23 May 2010

A Great GC Knows Its Not Just Risk Avoidance

In my post, “Six Rules for a Successful Legal Career,” I left out a key mentor: Jerome “Jerry” Jenko. If my first legal mentor, Ed Stringer, was a lawyer’s lawyer, then Jerry was a businessman’s lawyer. Jerry replaced Ed Stringer in 1989 as the General Counsel of The Pillsbury Company after a hostile takeover by Diageo (all booze, all the time).

The first thing he ever said to me was: “Be the businessman who knows a lot about the law instead of the lawyer who knows a little about business.” His point being that if you’re just going to be a lawyer, your company may as well hire the lead corporate practice partner from Big, Local and Firm when needed, instead of having an in-house General Counsel.

A good General Counsel will learn your business, but a great General Counsel will learn your balance sheet, your competition and the industry, and then help you craft strategy, goals and vision in a way that uses the law as an asset in achieving them, not just a risk avoidance tool.

A great GC appreciates the opportunities presented by the lawsuit, deal, M&A, marketing campaign or the bull session in the C-Suite.

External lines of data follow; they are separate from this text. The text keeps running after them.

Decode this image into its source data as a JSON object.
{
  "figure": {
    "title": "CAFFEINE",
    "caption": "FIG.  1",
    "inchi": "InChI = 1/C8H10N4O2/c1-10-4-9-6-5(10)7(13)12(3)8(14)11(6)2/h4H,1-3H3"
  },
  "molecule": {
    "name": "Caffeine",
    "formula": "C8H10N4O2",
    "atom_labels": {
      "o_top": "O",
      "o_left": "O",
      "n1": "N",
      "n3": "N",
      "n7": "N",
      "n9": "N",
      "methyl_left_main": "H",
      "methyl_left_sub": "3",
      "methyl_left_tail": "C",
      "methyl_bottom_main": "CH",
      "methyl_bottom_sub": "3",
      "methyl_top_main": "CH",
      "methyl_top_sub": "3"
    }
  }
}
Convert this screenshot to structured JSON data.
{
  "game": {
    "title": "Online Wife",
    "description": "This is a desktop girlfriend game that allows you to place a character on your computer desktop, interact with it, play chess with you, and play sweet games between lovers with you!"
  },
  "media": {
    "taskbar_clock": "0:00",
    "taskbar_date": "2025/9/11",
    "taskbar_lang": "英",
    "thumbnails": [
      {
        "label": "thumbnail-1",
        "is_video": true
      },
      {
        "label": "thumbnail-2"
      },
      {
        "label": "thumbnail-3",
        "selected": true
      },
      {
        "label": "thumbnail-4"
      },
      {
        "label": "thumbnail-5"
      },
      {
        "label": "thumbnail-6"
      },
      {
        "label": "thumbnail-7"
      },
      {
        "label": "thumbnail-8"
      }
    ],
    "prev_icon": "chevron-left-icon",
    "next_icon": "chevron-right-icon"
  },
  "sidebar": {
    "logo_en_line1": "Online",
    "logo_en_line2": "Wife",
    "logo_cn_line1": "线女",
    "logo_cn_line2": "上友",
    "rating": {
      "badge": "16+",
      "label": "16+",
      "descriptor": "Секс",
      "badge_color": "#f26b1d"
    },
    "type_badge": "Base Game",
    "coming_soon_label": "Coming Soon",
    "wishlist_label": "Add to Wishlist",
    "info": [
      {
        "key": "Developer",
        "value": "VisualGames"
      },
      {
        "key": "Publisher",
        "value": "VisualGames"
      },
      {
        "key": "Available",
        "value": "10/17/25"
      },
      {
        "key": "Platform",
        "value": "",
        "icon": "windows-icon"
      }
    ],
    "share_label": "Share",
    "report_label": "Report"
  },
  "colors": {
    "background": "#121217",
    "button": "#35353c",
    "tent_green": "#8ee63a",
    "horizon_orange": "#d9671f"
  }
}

A great GC knows that the successful business law counsel can’t be gleaned from the Restatement of Contracts 2nd, the USCA, or the UCC; rather, it’s the accumulated wisdom from thousands conversations with thousands of business people on how to achieve their goals, not how to avoid risks.

Three questions (out of hundreds) to help find your great GC:
  1. What is the role of the GC as part of the C-Suite? if you get risk management and “chapter and verse” from him vs. “driving business success,” place a call to Big, Local and Firm.
  2. What was the most interesting marketing/advertising campaign/product roll out you’ve been involved in? Look for passion, verisimilitude and a sense of ownership in her discussion.
  3. What is your role in creating a company’s vision? If he only vetted it after it was written... well, you know what to do.
  4. If you'd like more examples, let me know - I've got a list!
Thanks for reading.

Richard Russeth 

[This is Pt. 2 of "Good GC or Great GC: The Seven Characteristics That Make The Difference", a series of seven weekly blog posts discussing what makes a great GC]

1 comment:

  1. Good points, Richard. Also, any blawger who uses verisimilitude ranks high on my admiration list! Rees